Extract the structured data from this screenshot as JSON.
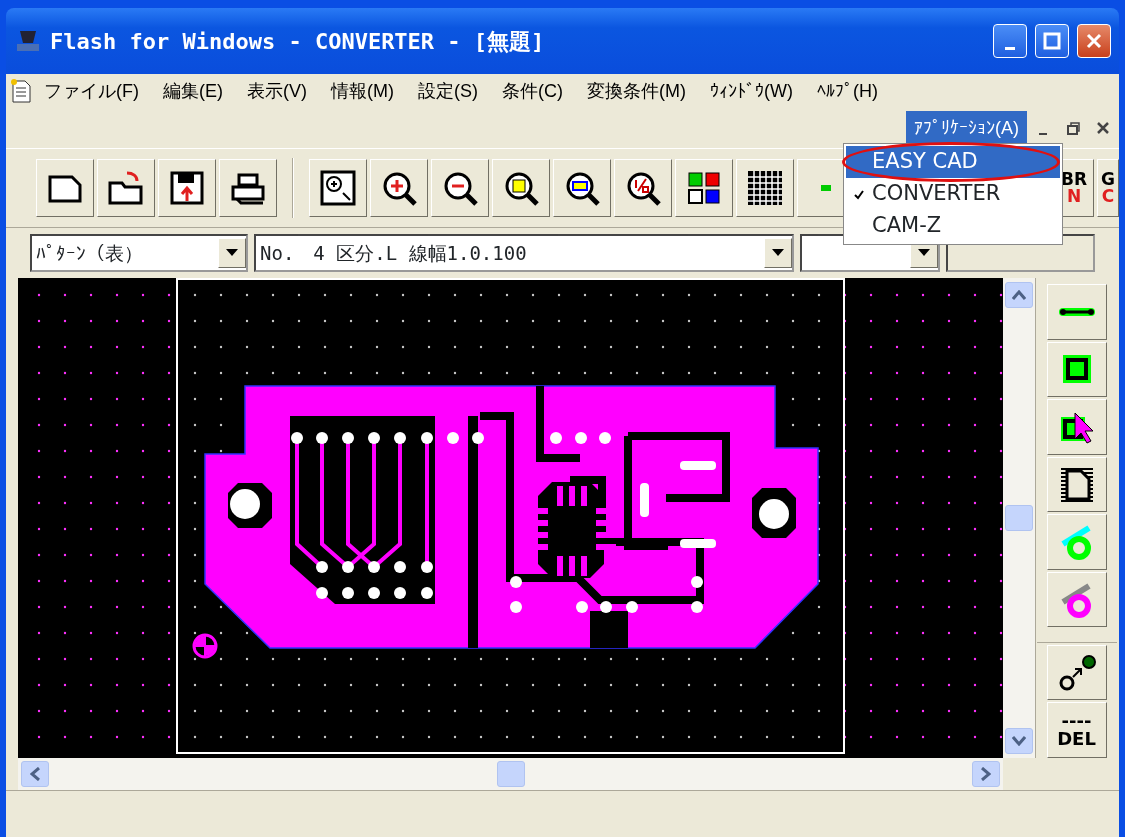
{
  "window": {
    "title": "Flash for Windows - CONVERTER - [無題]"
  },
  "menu": [
    {
      "label": "ファイル(F)"
    },
    {
      "label": "編集(E)"
    },
    {
      "label": "表示(V)"
    },
    {
      "label": "情報(M)"
    },
    {
      "label": "設定(S)"
    },
    {
      "label": "条件(C)"
    },
    {
      "label": "変換条件(M)"
    },
    {
      "label": "ｳｨﾝﾄﾞｳ(W)"
    },
    {
      "label": "ﾍﾙﾌﾟ(H)"
    }
  ],
  "app_menu": {
    "label": "ｱﾌﾟﾘｹｰｼｮﾝ(A)",
    "selected": true,
    "items": [
      {
        "label": "EASY CAD",
        "selected": true,
        "checked": false,
        "circled": true
      },
      {
        "label": "CONVERTER",
        "selected": false,
        "checked": true,
        "circled": false
      },
      {
        "label": "CAM-Z",
        "selected": false,
        "checked": false,
        "circled": false
      }
    ]
  },
  "toolbar": [
    {
      "kind": "new"
    },
    {
      "kind": "open"
    },
    {
      "kind": "save"
    },
    {
      "kind": "print"
    },
    {
      "kind": "sep"
    },
    {
      "kind": "zoom-window"
    },
    {
      "kind": "zoom-in"
    },
    {
      "kind": "zoom-out"
    },
    {
      "kind": "zoom-yellow"
    },
    {
      "kind": "zoom-blue"
    },
    {
      "kind": "zoom-half"
    },
    {
      "kind": "colors"
    },
    {
      "kind": "grid"
    },
    {
      "kind": "hidden"
    },
    {
      "kind": "text",
      "top": "BR",
      "bottom": "N"
    },
    {
      "kind": "text",
      "top": "G",
      "bottom": "C"
    }
  ],
  "selectors": [
    {
      "value": "ﾊﾟﾀｰﾝ（表）"
    },
    {
      "value": "No.　4 区分.L 線幅1.0.100"
    }
  ],
  "palette": [
    {
      "kind": "line"
    },
    {
      "kind": "rect"
    },
    {
      "kind": "select"
    },
    {
      "kind": "layer"
    },
    {
      "kind": "pad-cyan"
    },
    {
      "kind": "pad-magenta"
    },
    {
      "kind": "gap"
    },
    {
      "kind": "move"
    },
    {
      "kind": "del",
      "top": "----",
      "bottom": "DEL"
    }
  ]
}
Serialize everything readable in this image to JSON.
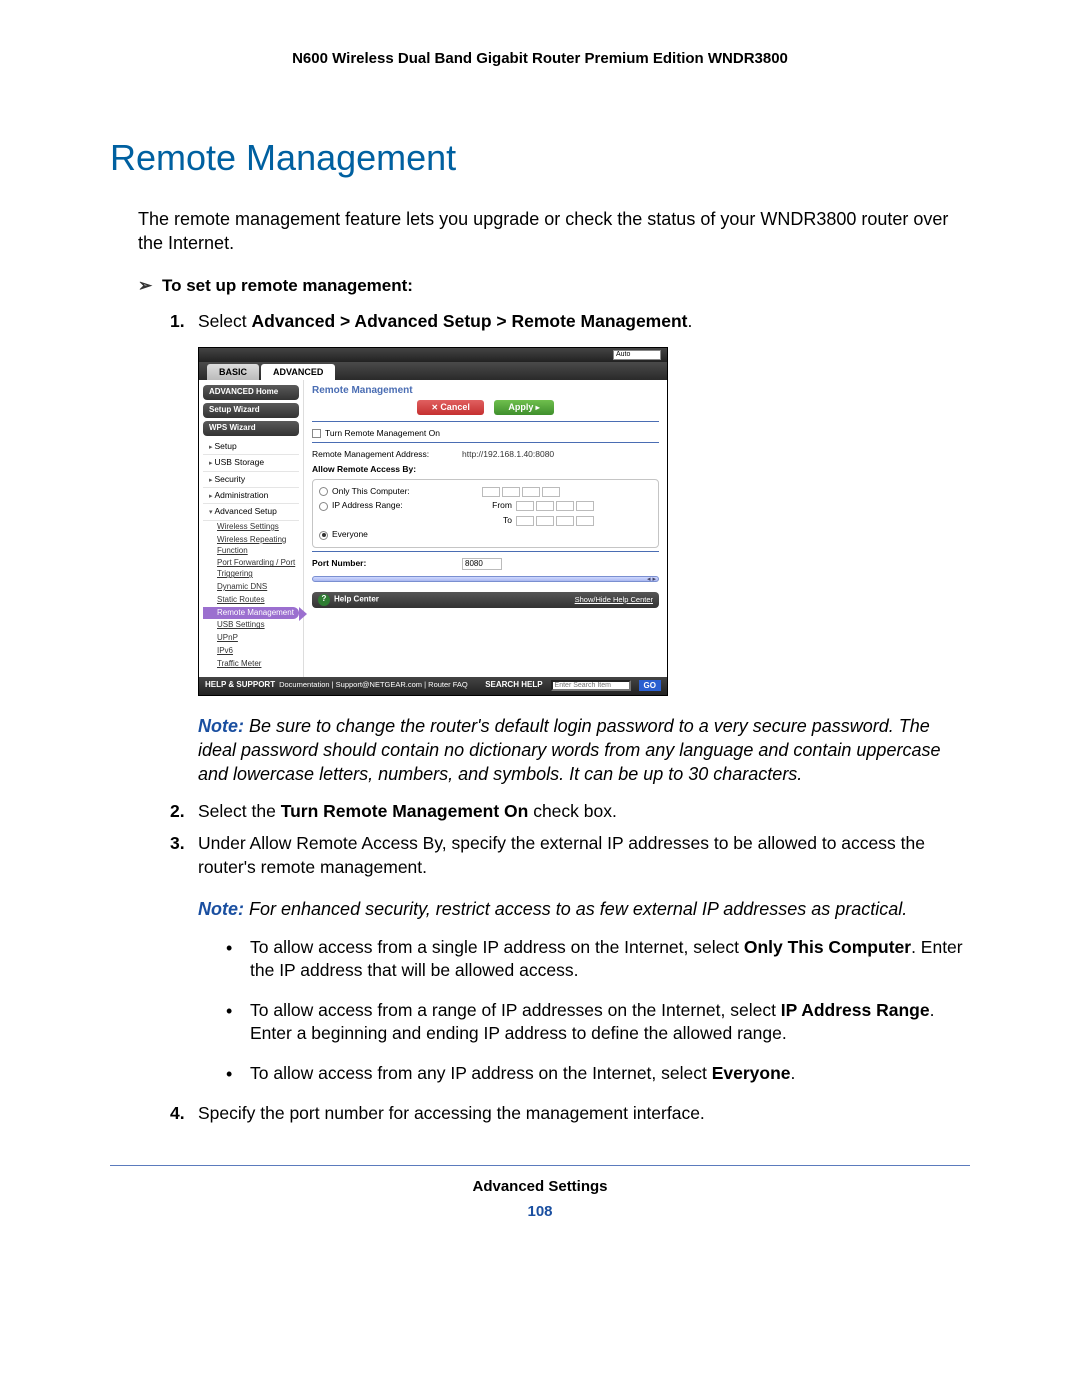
{
  "product_header": "N600 Wireless Dual Band Gigabit Router Premium Edition WNDR3800",
  "section_title": "Remote Management",
  "intro": "The remote management feature lets you upgrade or check the status of your WNDR3800 router over the Internet.",
  "task_heading": "To set up remote management:",
  "steps": {
    "s1_pre": "Select ",
    "s1_bold": "Advanced > Advanced Setup > Remote Management",
    "s1_post": ".",
    "s2_pre": "Select the ",
    "s2_bold": "Turn Remote Management On",
    "s2_post": " check box.",
    "s3": "Under Allow Remote Access By, specify the external IP addresses to be allowed to access the router's remote management.",
    "s4": "Specify the port number for accessing the management interface."
  },
  "note1": {
    "label": "Note:",
    "text": "  Be sure to change the router's default login password to a very secure password. The ideal password should contain no dictionary words from any language and contain uppercase and lowercase letters, numbers, and symbols. It can be up to 30 characters."
  },
  "note2": {
    "label": "Note:",
    "text": "  For enhanced security, restrict access to as few external IP addresses as practical."
  },
  "bullets": {
    "b1_pre": "To allow access from a single IP address on the Internet, select ",
    "b1_bold": "Only This Computer",
    "b1_post": ". Enter the IP address that will be allowed access.",
    "b2_pre": "To allow access from a range of IP addresses on the Internet, select ",
    "b2_bold": "IP Address Range",
    "b2_post": ". Enter a beginning and ending IP address to define the allowed range.",
    "b3_pre": "To allow access from any IP address on the Internet, select ",
    "b3_bold": "Everyone",
    "b3_post": "."
  },
  "screenshot": {
    "lang": "Auto",
    "tabs": {
      "basic": "BASIC",
      "advanced": "ADVANCED"
    },
    "side_pills": [
      "ADVANCED Home",
      "Setup Wizard",
      "WPS Wizard"
    ],
    "side_tree": [
      "Setup",
      "USB Storage",
      "Security",
      "Administration",
      "Advanced Setup"
    ],
    "side_subs": [
      "Wireless Settings",
      "Wireless Repeating Function",
      "Port Forwarding / Port Triggering",
      "Dynamic DNS",
      "Static Routes",
      "Remote Management",
      "USB Settings",
      "UPnP",
      "IPv6",
      "Traffic Meter"
    ],
    "crumb": "Remote Management",
    "btn_cancel": "Cancel",
    "btn_apply": "Apply",
    "chk_label": "Turn Remote Management On",
    "addr_label": "Remote Management Address:",
    "addr_value": "http://192.168.1.40:8080",
    "allow_head": "Allow Remote Access By:",
    "opt_only": "Only This Computer:",
    "opt_range": "IP Address Range:",
    "opt_every": "Everyone",
    "from": "From",
    "to": "To",
    "port_label": "Port Number:",
    "port_value": "8080",
    "helpcenter": "Help Center",
    "help_link": "Show/Hide Help Center",
    "footer_hs": "HELP & SUPPORT",
    "footer_links": "Documentation | Support@NETGEAR.com | Router FAQ",
    "search_label": "SEARCH HELP",
    "search_placeholder": "Enter Search Item",
    "go": "GO"
  },
  "footer_section": "Advanced Settings",
  "footer_page": "108"
}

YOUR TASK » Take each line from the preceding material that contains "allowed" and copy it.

SOLUTION »
    "s3": "Under Allow Remote Access By, specify the external IP addresses to be allowed to access the router's remote management.",
    "b1_post": ". Enter the IP address that will be allowed access.",
    "b2_post": ". Enter a beginning and ending IP address to define the allowed range.",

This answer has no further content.